Track down every line below that holds "price" and copy it.

··· DATA TO USE

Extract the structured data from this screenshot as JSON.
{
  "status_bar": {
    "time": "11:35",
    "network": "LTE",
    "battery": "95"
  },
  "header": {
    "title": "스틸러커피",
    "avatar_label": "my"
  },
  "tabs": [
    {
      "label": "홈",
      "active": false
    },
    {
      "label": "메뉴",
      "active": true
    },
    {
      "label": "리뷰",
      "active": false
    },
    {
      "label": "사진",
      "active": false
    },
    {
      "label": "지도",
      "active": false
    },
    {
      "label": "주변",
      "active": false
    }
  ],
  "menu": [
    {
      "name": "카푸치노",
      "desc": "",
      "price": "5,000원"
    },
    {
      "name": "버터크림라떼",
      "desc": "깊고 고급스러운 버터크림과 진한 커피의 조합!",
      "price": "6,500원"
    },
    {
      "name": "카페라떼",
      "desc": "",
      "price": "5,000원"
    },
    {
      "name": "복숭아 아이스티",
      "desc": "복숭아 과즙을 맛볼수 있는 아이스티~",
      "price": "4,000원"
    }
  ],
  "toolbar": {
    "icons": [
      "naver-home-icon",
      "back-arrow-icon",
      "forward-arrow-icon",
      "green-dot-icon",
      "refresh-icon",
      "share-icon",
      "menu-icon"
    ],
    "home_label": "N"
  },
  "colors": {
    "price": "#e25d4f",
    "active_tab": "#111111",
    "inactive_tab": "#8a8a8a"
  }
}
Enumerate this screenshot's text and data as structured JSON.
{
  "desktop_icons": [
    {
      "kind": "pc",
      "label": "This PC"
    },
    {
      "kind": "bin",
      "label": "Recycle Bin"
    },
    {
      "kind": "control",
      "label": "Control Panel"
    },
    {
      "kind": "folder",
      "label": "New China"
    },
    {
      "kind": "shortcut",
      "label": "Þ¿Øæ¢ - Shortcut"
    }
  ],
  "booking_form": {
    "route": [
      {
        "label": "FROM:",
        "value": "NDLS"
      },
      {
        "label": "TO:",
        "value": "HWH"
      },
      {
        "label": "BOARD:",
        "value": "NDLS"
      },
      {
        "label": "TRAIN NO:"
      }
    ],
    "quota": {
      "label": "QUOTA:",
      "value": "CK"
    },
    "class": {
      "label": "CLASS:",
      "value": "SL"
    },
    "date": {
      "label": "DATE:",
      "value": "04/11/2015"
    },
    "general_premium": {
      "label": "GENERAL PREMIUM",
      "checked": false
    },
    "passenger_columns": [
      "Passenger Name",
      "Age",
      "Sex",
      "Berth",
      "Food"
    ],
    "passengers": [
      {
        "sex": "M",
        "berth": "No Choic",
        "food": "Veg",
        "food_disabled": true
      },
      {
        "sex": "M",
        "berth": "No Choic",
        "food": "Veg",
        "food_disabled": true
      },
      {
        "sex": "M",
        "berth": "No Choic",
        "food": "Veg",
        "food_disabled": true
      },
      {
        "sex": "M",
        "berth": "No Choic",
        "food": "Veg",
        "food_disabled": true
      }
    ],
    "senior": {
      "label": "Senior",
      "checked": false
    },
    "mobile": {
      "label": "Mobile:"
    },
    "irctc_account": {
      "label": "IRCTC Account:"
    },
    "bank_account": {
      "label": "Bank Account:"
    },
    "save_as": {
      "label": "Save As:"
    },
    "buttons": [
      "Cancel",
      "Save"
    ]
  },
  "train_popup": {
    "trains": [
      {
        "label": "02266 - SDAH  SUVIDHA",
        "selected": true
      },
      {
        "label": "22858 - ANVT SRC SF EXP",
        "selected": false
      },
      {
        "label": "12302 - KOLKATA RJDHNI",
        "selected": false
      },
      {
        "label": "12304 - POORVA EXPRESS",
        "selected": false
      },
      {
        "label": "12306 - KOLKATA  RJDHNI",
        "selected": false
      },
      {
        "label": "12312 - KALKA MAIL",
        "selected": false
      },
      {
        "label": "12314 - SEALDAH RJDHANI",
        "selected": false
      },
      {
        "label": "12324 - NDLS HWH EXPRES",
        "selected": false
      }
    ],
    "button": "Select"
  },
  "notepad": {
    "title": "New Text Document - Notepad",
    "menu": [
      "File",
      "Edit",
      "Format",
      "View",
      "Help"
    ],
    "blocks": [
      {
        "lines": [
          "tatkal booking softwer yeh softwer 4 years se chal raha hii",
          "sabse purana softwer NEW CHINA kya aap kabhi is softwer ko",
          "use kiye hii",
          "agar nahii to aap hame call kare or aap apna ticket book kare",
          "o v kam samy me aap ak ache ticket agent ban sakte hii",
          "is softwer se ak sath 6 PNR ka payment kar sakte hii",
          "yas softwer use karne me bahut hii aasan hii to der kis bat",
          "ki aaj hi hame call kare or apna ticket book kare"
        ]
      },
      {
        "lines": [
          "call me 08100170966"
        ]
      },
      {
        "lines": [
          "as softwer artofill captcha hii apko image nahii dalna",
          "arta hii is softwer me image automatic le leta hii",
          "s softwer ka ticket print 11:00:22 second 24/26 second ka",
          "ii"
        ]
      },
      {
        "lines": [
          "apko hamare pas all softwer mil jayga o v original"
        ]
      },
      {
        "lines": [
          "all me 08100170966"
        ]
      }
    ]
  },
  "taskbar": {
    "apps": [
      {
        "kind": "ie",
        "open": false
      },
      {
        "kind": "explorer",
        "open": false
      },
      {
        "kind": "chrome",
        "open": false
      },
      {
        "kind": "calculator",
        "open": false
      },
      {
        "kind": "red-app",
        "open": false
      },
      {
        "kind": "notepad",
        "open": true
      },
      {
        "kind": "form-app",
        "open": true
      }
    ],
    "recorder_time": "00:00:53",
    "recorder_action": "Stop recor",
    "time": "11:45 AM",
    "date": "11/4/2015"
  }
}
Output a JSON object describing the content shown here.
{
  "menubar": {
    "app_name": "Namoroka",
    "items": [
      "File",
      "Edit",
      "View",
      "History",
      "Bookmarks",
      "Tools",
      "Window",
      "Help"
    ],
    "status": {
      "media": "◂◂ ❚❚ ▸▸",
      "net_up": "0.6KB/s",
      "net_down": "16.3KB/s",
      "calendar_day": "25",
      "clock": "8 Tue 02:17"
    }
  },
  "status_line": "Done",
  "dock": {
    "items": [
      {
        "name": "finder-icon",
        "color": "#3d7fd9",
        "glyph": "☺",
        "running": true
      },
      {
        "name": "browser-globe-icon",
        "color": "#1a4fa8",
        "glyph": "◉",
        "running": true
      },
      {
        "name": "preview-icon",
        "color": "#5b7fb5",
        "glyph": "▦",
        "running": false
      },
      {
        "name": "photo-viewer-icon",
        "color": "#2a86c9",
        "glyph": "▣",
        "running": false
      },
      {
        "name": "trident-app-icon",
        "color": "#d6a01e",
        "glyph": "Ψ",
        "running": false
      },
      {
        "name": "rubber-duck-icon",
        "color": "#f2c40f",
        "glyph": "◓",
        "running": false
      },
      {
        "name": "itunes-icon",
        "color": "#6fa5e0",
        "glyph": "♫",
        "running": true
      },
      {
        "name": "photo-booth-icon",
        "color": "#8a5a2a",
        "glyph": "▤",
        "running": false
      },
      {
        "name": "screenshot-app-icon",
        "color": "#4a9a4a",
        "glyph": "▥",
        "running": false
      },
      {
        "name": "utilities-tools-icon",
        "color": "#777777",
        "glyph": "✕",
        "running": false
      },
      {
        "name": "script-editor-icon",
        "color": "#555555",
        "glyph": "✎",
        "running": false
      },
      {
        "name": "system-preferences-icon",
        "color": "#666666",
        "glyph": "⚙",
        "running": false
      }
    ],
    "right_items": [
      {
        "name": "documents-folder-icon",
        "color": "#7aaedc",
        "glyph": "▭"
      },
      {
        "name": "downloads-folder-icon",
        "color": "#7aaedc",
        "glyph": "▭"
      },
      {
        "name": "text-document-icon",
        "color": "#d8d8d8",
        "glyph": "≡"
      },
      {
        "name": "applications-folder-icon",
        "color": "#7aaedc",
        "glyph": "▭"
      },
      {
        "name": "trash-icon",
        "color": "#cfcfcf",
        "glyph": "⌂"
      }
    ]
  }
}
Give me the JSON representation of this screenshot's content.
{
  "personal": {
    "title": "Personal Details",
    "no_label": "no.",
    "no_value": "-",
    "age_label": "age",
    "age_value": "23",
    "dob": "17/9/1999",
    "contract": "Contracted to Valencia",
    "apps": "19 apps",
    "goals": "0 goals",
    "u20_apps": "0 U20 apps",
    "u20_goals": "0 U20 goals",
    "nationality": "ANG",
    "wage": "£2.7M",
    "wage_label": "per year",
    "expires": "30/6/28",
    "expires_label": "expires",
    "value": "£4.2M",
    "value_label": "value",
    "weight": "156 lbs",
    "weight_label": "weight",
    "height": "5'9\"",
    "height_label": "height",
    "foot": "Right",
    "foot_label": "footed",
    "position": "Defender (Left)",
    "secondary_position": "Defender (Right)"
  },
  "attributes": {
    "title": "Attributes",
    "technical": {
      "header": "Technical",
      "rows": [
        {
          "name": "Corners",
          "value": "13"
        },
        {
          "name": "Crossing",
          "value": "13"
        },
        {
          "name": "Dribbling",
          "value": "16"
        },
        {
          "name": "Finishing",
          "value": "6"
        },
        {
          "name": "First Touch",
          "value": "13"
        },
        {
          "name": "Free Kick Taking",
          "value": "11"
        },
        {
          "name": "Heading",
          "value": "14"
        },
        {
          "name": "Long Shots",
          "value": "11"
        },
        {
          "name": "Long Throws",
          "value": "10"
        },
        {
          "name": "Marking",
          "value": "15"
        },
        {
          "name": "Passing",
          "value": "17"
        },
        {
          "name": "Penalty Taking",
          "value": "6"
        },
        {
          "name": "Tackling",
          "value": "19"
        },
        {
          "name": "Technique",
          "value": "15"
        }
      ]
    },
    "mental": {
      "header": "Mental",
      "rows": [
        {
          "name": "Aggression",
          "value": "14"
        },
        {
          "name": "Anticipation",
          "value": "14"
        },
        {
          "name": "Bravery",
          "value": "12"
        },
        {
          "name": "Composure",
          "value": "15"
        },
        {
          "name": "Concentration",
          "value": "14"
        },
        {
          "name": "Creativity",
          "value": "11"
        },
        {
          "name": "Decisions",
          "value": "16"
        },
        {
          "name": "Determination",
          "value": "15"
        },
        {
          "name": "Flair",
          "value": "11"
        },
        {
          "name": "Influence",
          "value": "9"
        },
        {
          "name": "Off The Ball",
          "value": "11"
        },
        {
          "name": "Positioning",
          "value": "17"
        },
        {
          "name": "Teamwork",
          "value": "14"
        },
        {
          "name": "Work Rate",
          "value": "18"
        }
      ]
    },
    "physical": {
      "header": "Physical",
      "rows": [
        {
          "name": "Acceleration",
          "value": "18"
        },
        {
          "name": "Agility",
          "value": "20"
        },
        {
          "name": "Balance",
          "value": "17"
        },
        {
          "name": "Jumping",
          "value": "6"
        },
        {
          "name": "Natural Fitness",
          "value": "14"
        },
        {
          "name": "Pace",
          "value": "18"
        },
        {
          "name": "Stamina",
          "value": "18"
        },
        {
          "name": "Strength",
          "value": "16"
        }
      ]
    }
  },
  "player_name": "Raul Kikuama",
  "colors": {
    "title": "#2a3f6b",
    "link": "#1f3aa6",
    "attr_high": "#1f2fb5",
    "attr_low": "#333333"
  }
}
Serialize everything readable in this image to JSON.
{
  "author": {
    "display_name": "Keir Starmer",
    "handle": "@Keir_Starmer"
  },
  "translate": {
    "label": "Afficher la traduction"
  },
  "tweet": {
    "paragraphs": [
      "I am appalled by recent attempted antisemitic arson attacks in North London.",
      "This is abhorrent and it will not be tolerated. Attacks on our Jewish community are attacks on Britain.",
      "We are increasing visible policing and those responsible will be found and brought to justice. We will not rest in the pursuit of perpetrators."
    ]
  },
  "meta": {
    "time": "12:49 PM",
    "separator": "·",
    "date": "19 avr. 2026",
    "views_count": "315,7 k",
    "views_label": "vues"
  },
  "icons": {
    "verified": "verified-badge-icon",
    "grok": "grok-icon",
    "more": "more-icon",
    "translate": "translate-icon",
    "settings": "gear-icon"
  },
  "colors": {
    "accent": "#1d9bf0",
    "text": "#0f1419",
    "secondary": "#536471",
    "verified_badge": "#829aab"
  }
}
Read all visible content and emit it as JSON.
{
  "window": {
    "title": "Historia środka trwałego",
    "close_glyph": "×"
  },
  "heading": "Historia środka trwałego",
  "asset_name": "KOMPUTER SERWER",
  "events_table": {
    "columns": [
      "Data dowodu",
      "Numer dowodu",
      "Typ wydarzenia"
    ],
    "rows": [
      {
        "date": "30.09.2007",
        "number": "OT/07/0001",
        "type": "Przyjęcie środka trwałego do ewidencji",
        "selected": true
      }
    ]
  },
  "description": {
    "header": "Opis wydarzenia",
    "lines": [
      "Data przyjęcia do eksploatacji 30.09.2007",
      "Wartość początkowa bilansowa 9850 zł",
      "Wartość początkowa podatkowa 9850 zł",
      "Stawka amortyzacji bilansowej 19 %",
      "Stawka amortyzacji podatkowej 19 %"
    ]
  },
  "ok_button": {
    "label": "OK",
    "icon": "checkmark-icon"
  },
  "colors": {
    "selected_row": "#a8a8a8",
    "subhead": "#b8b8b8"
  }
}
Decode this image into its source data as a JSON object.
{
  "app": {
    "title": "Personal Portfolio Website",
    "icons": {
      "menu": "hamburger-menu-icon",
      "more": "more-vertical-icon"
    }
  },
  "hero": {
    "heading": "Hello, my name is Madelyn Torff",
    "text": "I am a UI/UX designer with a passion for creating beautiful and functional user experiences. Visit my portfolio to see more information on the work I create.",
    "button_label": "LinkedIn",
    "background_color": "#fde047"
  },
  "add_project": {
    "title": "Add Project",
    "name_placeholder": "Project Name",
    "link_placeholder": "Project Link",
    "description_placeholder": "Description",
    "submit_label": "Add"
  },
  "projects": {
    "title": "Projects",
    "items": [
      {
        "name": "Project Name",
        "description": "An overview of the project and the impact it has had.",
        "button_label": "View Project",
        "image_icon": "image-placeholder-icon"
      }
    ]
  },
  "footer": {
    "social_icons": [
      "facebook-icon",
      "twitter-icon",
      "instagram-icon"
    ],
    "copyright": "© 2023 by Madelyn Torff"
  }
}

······

• **RESPONSE TO THIS EXERCISE**:
      "price": "5,000원"
      "price": "6,500원"
      "price": "5,000원"
      "price": "4,000원"
    "price": "#e25d4f",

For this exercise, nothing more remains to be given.